If we happen to have a failure of one of these initial servers, users that would normally connect to a particular server would find that server is no longer available. If server A fails, the load balancer will recognize that server is no longer responding to any type of queries, and it will begin using an additional server in its place. All users that were normally connecting to server A would now connect to server C.

Let’s take that original network design and build it out to be highly available. We may want to add an additional firewall and have both of those firewalls on the network simultaneously, so that if you lose one firewall, the other one can take up the slack. You might also want to have multiple routers for exactly the same reason.

If a router fails, we need a secondary router to be able to provide connectivity. The same thing would apply to our switches. And, indeed, on the back end, we may even want to consider using multiple web servers.

We may want to include a load balancer in the middle, so that we can have multiple web servers and have high availability that’s managed by the load balancer itself. We might, also, even want to consider adding an additional internet provider, so that if one internet provider is not available, we have a secondary system to rely on. As you can see, this can very quickly increase the complexity of the network design and the costs associated with these implementations.

Another method of providing fault tolerance and high availability in the data center is to use LBFO, or Load Balancing Fail Over. This allows you to have multiple links between devices. These multiple links will not only aggregate the bandwidth between those devices, but if you lose one of those connections, the other connection is there for high availability. This can be very useful if you’re building redundancy between different cloud services or different physical virtual systems.

This is usually implemented by having multiple physical network interface cards in a device, but all of those cards are bound together to look like one single very large interface. This is usually integrated with the switches that you’re using, so that they can properly forward the traffic to the correct network interface card.

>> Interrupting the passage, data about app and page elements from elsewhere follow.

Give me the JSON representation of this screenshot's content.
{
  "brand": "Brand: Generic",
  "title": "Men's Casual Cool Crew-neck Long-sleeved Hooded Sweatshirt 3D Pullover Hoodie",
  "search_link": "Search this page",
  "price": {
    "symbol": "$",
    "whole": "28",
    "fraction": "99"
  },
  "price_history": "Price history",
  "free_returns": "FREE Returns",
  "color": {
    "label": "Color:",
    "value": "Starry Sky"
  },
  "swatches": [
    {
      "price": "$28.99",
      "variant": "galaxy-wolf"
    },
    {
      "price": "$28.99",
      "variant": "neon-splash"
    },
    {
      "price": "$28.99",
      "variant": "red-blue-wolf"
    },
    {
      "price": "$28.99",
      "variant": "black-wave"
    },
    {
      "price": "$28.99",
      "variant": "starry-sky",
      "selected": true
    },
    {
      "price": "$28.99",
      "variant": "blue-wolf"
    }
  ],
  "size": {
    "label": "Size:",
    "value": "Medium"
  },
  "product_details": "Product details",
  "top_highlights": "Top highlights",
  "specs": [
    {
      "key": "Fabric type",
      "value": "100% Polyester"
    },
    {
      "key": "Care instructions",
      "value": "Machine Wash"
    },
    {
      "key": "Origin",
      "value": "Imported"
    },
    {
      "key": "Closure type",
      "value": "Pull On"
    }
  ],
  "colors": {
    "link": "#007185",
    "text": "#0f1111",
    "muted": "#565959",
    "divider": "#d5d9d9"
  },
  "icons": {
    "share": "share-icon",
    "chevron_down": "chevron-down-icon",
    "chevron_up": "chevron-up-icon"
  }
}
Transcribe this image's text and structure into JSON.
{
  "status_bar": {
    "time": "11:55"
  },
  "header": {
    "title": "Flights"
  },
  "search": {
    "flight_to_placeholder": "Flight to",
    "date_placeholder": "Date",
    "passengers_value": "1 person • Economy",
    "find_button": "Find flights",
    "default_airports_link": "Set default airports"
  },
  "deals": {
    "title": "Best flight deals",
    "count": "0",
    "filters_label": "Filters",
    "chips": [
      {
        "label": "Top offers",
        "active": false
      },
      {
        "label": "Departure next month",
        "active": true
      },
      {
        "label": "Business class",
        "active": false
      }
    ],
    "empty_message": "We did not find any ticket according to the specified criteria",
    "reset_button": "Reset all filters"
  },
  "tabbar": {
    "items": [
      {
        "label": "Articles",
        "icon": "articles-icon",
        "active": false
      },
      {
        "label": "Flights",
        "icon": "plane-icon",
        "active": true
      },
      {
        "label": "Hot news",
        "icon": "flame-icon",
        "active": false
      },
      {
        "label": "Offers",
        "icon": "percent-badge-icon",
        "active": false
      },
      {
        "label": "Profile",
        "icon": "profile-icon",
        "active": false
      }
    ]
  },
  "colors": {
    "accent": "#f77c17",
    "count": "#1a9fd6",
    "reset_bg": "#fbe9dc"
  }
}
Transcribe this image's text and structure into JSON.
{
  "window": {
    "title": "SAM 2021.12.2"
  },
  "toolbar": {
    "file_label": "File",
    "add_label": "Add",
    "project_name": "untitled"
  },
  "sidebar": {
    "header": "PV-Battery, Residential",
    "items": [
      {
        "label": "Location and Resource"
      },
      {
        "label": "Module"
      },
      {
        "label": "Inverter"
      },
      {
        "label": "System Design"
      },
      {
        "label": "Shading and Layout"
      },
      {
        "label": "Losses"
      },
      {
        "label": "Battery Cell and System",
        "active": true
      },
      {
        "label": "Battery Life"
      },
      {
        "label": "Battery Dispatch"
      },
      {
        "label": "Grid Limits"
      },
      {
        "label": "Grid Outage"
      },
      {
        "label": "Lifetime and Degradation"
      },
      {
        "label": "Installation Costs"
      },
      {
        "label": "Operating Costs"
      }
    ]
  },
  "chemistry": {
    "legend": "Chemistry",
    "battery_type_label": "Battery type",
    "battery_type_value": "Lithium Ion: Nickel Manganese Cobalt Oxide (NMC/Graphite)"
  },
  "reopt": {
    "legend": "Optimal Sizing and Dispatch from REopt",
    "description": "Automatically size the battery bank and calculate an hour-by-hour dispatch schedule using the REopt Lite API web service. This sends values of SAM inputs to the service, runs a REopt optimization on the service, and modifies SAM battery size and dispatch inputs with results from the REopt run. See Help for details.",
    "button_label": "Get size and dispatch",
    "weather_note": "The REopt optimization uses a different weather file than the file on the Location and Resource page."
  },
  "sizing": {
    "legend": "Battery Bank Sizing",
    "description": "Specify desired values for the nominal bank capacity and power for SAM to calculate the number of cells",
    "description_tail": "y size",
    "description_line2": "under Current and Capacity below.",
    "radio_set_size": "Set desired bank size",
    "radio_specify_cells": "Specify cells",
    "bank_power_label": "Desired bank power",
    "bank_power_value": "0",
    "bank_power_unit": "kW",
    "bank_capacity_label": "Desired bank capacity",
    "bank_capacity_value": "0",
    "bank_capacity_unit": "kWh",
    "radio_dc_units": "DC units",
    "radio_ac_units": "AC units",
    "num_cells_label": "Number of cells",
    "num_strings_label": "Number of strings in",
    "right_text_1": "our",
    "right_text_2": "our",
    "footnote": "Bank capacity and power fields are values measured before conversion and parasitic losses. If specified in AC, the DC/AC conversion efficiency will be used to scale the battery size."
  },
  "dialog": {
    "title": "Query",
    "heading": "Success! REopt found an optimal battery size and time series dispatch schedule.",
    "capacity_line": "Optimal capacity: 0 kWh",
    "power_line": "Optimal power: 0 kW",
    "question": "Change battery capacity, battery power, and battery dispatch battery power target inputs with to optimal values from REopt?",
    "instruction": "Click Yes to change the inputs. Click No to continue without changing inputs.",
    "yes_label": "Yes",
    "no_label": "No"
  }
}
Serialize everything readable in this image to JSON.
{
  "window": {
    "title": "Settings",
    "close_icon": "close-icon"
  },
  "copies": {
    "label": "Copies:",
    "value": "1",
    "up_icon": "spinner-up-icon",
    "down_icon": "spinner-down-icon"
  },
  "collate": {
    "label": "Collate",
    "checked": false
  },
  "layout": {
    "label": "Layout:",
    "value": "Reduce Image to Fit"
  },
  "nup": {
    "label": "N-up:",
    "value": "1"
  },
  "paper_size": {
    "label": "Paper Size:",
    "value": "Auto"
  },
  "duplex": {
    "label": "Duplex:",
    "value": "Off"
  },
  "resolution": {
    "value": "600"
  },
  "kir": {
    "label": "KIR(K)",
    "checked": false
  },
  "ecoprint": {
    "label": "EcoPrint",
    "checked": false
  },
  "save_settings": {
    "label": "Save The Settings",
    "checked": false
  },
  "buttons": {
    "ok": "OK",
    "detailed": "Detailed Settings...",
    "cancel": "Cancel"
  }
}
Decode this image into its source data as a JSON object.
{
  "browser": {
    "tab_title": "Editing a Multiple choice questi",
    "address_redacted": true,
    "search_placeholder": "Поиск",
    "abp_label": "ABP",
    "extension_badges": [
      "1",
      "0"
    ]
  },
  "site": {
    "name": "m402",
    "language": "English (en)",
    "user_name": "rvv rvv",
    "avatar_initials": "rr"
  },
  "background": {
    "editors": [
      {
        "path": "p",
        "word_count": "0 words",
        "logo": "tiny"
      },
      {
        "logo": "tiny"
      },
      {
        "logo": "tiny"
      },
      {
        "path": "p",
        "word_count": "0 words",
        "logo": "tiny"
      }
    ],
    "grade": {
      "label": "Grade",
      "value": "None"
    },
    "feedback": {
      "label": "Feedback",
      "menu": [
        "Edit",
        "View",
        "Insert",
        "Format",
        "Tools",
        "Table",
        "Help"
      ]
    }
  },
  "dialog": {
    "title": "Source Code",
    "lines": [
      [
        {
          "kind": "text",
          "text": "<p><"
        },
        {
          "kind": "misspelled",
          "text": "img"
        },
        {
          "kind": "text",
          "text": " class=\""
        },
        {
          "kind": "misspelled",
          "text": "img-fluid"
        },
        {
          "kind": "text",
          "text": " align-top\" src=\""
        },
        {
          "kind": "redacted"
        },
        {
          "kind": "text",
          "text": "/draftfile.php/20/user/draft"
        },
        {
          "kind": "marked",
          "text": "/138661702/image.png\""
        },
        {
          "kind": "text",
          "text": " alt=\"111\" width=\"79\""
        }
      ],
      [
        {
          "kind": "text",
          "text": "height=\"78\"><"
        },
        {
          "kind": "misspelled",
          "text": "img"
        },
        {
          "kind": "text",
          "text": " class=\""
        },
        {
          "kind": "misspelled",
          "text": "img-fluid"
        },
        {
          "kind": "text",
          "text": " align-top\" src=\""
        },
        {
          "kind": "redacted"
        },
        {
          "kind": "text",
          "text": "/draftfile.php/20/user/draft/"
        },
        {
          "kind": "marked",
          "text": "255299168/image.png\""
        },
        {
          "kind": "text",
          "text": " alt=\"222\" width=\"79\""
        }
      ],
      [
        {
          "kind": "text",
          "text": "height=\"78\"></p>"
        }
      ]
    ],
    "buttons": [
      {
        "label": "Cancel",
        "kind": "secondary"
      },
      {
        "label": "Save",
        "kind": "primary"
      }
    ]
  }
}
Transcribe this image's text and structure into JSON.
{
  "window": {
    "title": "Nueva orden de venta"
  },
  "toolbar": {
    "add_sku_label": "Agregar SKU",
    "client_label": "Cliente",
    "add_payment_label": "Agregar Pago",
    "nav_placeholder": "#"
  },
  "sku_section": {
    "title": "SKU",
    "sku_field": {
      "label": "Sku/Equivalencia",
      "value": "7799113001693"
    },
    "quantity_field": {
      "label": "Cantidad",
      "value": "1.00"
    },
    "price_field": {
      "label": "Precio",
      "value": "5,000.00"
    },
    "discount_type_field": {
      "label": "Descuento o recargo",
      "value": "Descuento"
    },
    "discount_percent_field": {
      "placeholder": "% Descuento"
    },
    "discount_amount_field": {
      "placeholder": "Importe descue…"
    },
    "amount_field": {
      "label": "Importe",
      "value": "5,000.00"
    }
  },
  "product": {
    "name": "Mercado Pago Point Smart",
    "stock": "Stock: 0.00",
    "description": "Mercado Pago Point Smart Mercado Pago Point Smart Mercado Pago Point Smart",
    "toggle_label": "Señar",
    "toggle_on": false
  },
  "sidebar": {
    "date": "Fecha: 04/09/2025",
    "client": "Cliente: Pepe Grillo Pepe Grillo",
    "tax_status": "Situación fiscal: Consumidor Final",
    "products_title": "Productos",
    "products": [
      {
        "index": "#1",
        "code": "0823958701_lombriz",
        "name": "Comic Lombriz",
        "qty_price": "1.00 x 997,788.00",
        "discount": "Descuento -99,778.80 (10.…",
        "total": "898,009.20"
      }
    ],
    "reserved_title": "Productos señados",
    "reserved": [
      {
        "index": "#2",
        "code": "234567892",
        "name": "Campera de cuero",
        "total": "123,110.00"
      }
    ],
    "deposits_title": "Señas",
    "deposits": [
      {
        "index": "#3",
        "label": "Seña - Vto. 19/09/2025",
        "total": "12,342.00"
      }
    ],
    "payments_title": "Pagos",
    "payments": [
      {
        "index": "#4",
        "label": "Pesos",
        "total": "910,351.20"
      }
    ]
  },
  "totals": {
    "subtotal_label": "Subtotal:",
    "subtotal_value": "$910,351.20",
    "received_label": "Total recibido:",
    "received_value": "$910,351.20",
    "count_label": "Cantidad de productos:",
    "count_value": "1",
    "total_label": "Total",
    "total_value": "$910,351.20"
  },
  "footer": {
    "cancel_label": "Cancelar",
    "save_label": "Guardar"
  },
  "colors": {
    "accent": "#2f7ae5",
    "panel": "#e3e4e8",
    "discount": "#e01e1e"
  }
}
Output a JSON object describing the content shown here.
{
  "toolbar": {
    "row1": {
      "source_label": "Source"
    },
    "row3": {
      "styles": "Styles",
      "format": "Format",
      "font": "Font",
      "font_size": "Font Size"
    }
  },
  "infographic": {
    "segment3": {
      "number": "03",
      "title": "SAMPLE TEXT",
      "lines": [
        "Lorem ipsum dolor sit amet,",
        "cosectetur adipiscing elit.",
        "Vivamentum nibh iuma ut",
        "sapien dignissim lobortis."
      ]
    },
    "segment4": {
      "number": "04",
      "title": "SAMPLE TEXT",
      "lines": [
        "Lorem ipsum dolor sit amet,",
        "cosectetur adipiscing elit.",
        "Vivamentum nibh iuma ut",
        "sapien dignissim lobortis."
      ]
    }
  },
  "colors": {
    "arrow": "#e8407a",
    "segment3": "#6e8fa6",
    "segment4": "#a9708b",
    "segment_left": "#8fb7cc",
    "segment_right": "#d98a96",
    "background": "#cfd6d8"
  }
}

These network interface cards are constantly sending hello messages to each other and responding to those hello messages. If an interface card stops responding, then we know that interface card may not be available, and we can take that card offline and use the remaining network interface cards instead.

With multiple network interface cards in a server, you have a number of different implementations for high availability. You could use port aggregation, where you have multiple links to a single switch. This means that instead of having a single 1 gig connection to a switch, you could have two separate links and use all 2 gig of that connection, effectively, doubling the bandwidth to and from the server.

This still provides high availability because if you lose one of these connections, or someone pulls the wire out of one of these network interface cards, the other interface is available to provide connectivity. You could take this a step further by providing multipathing, where you have multiple network interface cards in the server, but instead of connecting to a single switch, we connect each NIC to its own switch. That way if the entire switch was to fail, you would still have connectivity to the rest of the network.